# [Problem details]
Beginning with the first entry, set down each one exactly as shown.

[Entries from a dataset of interfaces]
######

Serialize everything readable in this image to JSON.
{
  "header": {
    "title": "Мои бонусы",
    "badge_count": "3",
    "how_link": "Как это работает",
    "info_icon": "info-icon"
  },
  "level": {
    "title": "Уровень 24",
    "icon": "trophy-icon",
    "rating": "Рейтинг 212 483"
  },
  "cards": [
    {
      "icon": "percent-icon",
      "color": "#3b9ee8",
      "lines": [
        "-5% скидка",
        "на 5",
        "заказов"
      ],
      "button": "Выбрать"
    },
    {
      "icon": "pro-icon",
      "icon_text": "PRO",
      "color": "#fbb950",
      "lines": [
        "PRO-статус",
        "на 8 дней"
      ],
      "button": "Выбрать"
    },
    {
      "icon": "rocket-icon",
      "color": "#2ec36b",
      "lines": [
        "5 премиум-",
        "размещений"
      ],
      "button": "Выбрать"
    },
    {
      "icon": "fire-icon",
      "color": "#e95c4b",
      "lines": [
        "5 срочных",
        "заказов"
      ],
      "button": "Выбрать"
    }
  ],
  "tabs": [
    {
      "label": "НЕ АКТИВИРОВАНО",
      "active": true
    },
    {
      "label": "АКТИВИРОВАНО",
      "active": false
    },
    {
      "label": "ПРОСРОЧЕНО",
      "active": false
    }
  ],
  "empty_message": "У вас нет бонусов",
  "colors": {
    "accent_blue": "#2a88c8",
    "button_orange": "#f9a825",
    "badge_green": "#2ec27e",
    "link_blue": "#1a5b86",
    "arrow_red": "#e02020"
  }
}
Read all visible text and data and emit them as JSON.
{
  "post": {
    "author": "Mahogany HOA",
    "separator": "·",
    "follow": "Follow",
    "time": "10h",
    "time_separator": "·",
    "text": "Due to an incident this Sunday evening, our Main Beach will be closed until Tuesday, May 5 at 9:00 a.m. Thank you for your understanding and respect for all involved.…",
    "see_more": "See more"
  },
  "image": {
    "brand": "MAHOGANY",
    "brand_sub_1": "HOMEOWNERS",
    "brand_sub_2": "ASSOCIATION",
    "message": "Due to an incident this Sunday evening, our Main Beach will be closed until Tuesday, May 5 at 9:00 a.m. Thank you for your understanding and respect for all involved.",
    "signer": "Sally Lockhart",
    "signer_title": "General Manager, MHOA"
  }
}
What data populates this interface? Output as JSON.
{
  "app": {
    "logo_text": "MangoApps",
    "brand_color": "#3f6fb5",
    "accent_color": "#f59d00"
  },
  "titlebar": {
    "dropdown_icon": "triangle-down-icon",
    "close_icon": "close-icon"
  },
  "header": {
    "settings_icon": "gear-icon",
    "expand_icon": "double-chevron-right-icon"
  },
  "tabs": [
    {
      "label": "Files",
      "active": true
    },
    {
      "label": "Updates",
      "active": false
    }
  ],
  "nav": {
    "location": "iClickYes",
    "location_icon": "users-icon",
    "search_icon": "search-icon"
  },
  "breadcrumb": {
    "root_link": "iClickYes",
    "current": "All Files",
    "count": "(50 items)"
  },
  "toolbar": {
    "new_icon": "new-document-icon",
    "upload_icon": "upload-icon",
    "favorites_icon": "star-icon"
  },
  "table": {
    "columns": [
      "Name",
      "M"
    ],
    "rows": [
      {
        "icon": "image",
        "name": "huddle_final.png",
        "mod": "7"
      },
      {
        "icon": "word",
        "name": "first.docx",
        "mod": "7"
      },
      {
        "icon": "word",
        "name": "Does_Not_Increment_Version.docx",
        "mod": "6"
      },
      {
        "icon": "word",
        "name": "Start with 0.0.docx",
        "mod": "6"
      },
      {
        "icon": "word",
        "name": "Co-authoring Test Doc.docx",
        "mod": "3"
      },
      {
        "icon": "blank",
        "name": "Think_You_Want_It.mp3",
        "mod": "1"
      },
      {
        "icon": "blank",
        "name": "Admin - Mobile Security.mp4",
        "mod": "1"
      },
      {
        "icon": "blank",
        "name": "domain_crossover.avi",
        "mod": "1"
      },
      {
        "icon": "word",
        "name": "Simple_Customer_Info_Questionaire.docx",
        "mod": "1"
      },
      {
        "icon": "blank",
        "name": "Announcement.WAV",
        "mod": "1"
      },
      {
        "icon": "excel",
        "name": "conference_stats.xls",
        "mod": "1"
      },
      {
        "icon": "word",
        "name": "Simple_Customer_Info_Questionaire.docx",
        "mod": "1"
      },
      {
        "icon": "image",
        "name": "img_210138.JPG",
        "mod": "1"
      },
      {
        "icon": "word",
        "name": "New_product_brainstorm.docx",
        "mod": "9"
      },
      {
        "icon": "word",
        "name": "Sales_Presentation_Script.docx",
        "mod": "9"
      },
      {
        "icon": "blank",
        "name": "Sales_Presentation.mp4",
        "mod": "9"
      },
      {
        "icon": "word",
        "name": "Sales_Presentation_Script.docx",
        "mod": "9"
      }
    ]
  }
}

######

# [Output below]
Serialize everything readable in this image to JSON.
{
  "header": {
    "title": "Мои бонусы",
    "badge_count": "3",
    "how_link": "Как это работает",
    "info_icon": "info-icon"
  },
  "level": {
    "title": "Уровень 24",
    "icon": "trophy-icon",
    "rating": "Рейтинг 212 483"
  },
  "cards": [
    {
      "icon": "percent-icon",
      "color": "#3b9ee8",
      "lines": [
        "-5% скидка",
        "на 5",
        "заказов"
      ],
      "button": "Выбрать"
    },
    {
      "icon": "pro-icon",
      "icon_text": "PRO",
      "color": "#fbb950",
      "lines": [
        "PRO-статус",
        "на 8 дней"
      ],
      "button": "Выбрать"
    },
    {
      "icon": "rocket-icon",
      "color": "#2ec36b",
      "lines": [
        "5 премиум-",
        "размещений"
      ],
      "button": "Выбрать"
    },
    {
      "icon": "fire-icon",
      "color": "#e95c4b",
      "lines": [
        "5 срочных",
        "заказов"
      ],
      "button": "Выбрать"
    }
  ],
  "tabs": [
    {
      "label": "НЕ АКТИВИРОВАНО",
      "active": true
    },
    {
      "label": "АКТИВИРОВАНО",
      "active": false
    },
    {
      "label": "ПРОСРОЧЕНО",
      "active": false
    }
  ],
  "empty_message": "У вас нет бонусов",
  "colors": {
    "accent_blue": "#2a88c8",
    "button_orange": "#f9a825",
    "badge_green": "#2ec27e",
    "link_blue": "#1a5b86",
    "arrow_red": "#e02020"
  }
}
Read all visible text and data and emit them as JSON.
{
  "post": {
    "author": "Mahogany HOA",
    "separator": "·",
    "follow": "Follow",
    "time": "10h",
    "time_separator": "·",
    "text": "Due to an incident this Sunday evening, our Main Beach will be closed until Tuesday, May 5 at 9:00 a.m. Thank you for your understanding and respect for all involved.…",
    "see_more": "See more"
  },
  "image": {
    "brand": "MAHOGANY",
    "brand_sub_1": "HOMEOWNERS",
    "brand_sub_2": "ASSOCIATION",
    "message": "Due to an incident this Sunday evening, our Main Beach will be closed until Tuesday, May 5 at 9:00 a.m. Thank you for your understanding and respect for all involved.",
    "signer": "Sally Lockhart",
    "signer_title": "General Manager, MHOA"
  }
}
What data populates this interface? Output as JSON.
{
  "app": {
    "logo_text": "MangoApps",
    "brand_color": "#3f6fb5",
    "accent_color": "#f59d00"
  },
  "titlebar": {
    "dropdown_icon": "triangle-down-icon",
    "close_icon": "close-icon"
  },
  "header": {
    "settings_icon": "gear-icon",
    "expand_icon": "double-chevron-right-icon"
  },
  "tabs": [
    {
      "label": "Files",
      "active": true
    },
    {
      "label": "Updates",
      "active": false
    }
  ],
  "nav": {
    "location": "iClickYes",
    "location_icon": "users-icon",
    "search_icon": "search-icon"
  },
  "breadcrumb": {
    "root_link": "iClickYes",
    "current": "All Files",
    "count": "(50 items)"
  },
  "toolbar": {
    "new_icon": "new-document-icon",
    "upload_icon": "upload-icon",
    "favorites_icon": "star-icon"
  },
  "table": {
    "columns": [
      "Name",
      "M"
    ],
    "rows": [
      {
        "icon": "image",
        "name": "huddle_final.png",
        "mod": "7"
      },
      {
        "icon": "word",
        "name": "first.docx",
        "mod": "7"
      },
      {
        "icon": "word",
        "name": "Does_Not_Increment_Version.docx",
        "mod": "6"
      },
      {
        "icon": "word",
        "name": "Start with 0.0.docx",
        "mod": "6"
      },
      {
        "icon": "word",
        "name": "Co-authoring Test Doc.docx",
        "mod": "3"
      },
      {
        "icon": "blank",
        "name": "Think_You_Want_It.mp3",
        "mod": "1"
      },
      {
        "icon": "blank",
        "name": "Admin - Mobile Security.mp4",
        "mod": "1"
      },
      {
        "icon": "blank",
        "name": "domain_crossover.avi",
        "mod": "1"
      },
      {
        "icon": "word",
        "name": "Simple_Customer_Info_Questionaire.docx",
        "mod": "1"
      },
      {
        "icon": "blank",
        "name": "Announcement.WAV",
        "mod": "1"
      },
      {
        "icon": "excel",
        "name": "conference_stats.xls",
        "mod": "1"
      },
      {
        "icon": "word",
        "name": "Simple_Customer_Info_Questionaire.docx",
        "mod": "1"
      },
      {
        "icon": "image",
        "name": "img_210138.JPG",
        "mod": "1"
      },
      {
        "icon": "word",
        "name": "New_product_brainstorm.docx",
        "mod": "9"
      },
      {
        "icon": "word",
        "name": "Sales_Presentation_Script.docx",
        "mod": "9"
      },
      {
        "icon": "blank",
        "name": "Sales_Presentation.mp4",
        "mod": "9"
      },
      {
        "icon": "word",
        "name": "Sales_Presentation_Script.docx",
        "mod": "9"
      }
    ]
  }
}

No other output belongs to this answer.